ASSIGNMENT. Every line below that contains "name" is to be copied.

Stored dataset items

· · · · ·

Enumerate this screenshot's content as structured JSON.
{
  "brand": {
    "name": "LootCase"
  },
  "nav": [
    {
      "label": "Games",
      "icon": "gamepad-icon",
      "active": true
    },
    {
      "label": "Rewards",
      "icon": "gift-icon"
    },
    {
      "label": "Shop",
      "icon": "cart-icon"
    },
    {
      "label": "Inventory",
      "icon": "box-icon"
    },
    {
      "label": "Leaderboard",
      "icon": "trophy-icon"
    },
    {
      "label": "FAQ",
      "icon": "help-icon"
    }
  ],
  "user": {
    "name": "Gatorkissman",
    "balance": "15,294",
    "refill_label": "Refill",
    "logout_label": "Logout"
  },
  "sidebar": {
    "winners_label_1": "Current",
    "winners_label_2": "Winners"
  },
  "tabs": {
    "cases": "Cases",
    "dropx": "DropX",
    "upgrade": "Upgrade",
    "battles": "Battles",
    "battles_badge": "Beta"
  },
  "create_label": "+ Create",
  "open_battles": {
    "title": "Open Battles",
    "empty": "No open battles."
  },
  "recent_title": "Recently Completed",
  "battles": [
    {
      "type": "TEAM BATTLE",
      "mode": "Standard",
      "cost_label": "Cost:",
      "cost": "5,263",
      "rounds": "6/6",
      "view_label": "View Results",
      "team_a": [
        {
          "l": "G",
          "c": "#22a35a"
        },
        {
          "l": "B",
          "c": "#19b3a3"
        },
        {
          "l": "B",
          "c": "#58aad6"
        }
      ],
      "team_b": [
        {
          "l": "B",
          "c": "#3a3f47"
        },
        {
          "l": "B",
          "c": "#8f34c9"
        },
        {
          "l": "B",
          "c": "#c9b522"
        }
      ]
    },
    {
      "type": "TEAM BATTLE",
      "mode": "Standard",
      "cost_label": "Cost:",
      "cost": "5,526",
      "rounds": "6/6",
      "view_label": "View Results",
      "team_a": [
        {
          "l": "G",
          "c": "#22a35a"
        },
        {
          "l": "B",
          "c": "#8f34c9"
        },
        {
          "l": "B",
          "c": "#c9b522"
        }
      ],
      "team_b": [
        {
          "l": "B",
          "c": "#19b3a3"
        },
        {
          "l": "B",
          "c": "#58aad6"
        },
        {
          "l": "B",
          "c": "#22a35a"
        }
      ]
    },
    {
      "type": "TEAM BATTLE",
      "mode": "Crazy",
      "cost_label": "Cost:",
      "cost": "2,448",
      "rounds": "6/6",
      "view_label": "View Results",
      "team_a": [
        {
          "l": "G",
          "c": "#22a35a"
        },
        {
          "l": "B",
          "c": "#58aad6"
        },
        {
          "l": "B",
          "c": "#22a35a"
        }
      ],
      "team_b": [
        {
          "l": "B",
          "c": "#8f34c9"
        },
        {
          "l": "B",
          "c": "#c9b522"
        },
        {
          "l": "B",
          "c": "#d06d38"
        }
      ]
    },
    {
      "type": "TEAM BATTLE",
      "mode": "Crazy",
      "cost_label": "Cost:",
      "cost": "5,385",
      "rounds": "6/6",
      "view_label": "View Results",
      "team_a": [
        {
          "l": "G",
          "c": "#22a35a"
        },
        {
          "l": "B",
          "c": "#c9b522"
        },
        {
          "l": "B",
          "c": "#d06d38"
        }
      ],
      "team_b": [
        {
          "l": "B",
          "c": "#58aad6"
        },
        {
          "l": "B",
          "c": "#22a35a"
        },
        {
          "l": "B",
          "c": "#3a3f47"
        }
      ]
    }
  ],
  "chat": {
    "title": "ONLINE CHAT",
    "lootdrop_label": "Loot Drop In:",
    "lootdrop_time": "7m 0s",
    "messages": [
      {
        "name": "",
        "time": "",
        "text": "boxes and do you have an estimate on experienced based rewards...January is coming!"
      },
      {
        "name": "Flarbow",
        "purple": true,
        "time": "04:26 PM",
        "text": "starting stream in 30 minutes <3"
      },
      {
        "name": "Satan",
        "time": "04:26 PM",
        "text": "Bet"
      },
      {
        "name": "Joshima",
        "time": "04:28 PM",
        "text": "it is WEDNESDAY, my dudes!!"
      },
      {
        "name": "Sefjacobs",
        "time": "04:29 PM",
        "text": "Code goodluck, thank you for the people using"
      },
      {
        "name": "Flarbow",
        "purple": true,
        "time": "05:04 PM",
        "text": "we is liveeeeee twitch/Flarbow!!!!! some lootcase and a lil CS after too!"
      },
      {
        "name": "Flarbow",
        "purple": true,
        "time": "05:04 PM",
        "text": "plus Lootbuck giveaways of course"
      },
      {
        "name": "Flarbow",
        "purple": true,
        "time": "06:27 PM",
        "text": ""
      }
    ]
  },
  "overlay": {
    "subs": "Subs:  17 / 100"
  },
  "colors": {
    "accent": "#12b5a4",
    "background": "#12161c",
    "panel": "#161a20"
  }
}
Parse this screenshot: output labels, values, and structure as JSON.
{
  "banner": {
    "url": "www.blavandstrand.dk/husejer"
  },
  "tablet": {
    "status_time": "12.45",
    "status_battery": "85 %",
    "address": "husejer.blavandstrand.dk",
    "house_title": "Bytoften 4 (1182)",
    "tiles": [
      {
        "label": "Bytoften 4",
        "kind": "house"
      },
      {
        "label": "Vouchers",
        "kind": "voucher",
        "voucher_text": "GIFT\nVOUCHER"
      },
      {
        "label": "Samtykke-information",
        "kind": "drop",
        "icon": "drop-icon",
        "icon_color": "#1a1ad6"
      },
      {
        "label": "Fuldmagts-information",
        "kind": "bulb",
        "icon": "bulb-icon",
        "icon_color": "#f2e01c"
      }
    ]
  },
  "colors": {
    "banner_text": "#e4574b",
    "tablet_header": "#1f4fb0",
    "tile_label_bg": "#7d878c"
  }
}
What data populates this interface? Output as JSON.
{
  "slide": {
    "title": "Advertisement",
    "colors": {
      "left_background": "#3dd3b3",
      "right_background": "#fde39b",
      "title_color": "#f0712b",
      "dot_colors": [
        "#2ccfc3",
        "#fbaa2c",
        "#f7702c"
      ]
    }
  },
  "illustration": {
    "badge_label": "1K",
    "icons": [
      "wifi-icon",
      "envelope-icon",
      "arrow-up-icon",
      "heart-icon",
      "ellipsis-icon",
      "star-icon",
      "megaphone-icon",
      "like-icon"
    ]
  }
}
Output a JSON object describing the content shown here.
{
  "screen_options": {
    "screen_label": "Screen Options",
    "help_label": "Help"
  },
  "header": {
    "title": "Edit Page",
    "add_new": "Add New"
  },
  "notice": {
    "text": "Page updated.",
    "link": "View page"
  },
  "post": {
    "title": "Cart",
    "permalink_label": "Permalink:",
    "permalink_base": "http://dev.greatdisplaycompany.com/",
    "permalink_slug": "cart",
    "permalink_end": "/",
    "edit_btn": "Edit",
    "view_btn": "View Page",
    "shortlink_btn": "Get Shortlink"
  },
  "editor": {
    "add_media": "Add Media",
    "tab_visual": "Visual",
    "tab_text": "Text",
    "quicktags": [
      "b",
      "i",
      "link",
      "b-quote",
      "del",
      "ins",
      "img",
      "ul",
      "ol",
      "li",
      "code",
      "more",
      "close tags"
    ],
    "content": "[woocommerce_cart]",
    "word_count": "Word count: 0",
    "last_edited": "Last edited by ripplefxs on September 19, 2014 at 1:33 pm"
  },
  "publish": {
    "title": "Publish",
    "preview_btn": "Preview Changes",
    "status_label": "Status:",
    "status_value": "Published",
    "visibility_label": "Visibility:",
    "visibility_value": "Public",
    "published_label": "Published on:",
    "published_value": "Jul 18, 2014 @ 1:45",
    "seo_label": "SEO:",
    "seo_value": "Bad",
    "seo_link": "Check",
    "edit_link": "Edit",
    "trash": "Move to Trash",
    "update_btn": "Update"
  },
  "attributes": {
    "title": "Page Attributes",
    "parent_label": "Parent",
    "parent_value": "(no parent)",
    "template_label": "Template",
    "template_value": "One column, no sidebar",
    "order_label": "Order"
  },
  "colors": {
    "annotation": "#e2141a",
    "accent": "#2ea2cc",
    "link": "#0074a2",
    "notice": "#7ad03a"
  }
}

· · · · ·

TASK RESULT.
    "name": "LootCase"
    "name": "Gatorkissman",
        "name": "",
        "name": "Flarbow",
        "name": "Satan",
        "name": "Joshima",
        "name": "Sefjacobs",
        "name": "Flarbow",
        "name": "Flarbow",
        "name": "Flarbow",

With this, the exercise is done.